**YOUR GOAL**
List all the lines in these records that hold "subtitle".

**RECORDS FOR THIS TASK**
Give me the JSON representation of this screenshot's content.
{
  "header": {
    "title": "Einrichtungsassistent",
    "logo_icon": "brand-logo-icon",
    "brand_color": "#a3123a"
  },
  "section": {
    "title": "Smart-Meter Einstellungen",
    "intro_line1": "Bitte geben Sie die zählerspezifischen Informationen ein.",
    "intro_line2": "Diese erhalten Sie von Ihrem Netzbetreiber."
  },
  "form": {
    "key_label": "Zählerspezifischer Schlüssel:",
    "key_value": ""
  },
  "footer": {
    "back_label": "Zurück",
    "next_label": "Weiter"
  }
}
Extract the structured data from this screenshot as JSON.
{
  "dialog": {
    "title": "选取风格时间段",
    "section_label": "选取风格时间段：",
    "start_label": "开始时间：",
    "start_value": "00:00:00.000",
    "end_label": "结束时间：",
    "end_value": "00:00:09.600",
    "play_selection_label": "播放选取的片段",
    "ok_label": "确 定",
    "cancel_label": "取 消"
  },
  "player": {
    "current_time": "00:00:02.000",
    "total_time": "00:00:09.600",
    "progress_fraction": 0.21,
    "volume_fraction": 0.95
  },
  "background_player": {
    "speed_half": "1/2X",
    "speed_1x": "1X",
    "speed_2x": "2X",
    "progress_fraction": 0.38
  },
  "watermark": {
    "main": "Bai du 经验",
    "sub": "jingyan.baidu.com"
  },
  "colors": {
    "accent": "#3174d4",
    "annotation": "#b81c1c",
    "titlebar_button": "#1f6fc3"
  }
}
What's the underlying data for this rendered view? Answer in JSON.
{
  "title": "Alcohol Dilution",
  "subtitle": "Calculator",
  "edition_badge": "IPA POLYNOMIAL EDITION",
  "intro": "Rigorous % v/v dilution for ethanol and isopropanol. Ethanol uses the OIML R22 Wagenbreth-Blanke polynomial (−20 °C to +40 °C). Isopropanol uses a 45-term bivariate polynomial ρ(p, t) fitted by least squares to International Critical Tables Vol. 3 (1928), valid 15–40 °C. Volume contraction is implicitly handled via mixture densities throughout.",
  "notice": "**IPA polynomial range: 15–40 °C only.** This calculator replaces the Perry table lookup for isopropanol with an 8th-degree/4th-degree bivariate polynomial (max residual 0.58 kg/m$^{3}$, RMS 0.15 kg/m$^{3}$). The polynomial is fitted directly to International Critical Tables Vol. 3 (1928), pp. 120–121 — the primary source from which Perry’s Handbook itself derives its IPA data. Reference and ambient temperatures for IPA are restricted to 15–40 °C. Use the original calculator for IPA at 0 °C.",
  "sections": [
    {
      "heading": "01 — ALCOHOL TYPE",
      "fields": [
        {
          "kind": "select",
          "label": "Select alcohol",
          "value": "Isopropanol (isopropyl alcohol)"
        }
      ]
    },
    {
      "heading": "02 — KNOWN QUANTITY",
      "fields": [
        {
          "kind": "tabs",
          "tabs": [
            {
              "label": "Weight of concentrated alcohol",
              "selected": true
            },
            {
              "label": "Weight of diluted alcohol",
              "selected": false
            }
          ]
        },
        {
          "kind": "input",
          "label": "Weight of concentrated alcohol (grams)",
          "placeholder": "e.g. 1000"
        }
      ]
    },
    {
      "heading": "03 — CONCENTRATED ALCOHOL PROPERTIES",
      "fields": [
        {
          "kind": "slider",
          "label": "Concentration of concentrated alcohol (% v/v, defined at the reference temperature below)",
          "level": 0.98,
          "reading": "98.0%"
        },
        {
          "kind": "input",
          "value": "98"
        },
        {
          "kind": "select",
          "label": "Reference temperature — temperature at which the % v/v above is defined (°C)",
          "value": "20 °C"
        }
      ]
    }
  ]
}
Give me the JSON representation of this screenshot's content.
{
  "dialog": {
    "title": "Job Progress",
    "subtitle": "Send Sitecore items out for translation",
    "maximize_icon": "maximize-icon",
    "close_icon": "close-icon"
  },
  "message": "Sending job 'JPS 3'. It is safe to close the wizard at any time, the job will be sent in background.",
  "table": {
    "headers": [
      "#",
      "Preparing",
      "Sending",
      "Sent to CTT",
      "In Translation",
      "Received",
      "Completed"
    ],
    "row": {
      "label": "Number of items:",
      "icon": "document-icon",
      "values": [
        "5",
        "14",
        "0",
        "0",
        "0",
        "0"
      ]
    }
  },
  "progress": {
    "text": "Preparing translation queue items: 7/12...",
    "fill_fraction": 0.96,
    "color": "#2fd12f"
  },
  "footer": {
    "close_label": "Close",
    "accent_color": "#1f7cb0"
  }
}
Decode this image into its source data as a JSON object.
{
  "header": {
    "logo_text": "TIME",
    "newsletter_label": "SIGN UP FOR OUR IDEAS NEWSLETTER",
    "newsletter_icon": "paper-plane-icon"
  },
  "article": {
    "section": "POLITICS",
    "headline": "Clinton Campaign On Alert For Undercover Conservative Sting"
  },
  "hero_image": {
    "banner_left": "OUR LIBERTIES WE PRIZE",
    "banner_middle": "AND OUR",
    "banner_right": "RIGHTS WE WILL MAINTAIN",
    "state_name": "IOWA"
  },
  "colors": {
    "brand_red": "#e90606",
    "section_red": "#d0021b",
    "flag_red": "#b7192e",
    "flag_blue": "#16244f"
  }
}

**RESULT OF THIS EXERCISE**
  "subtitle": "Calculator",
    "subtitle": "Send Sitecore items out for translation",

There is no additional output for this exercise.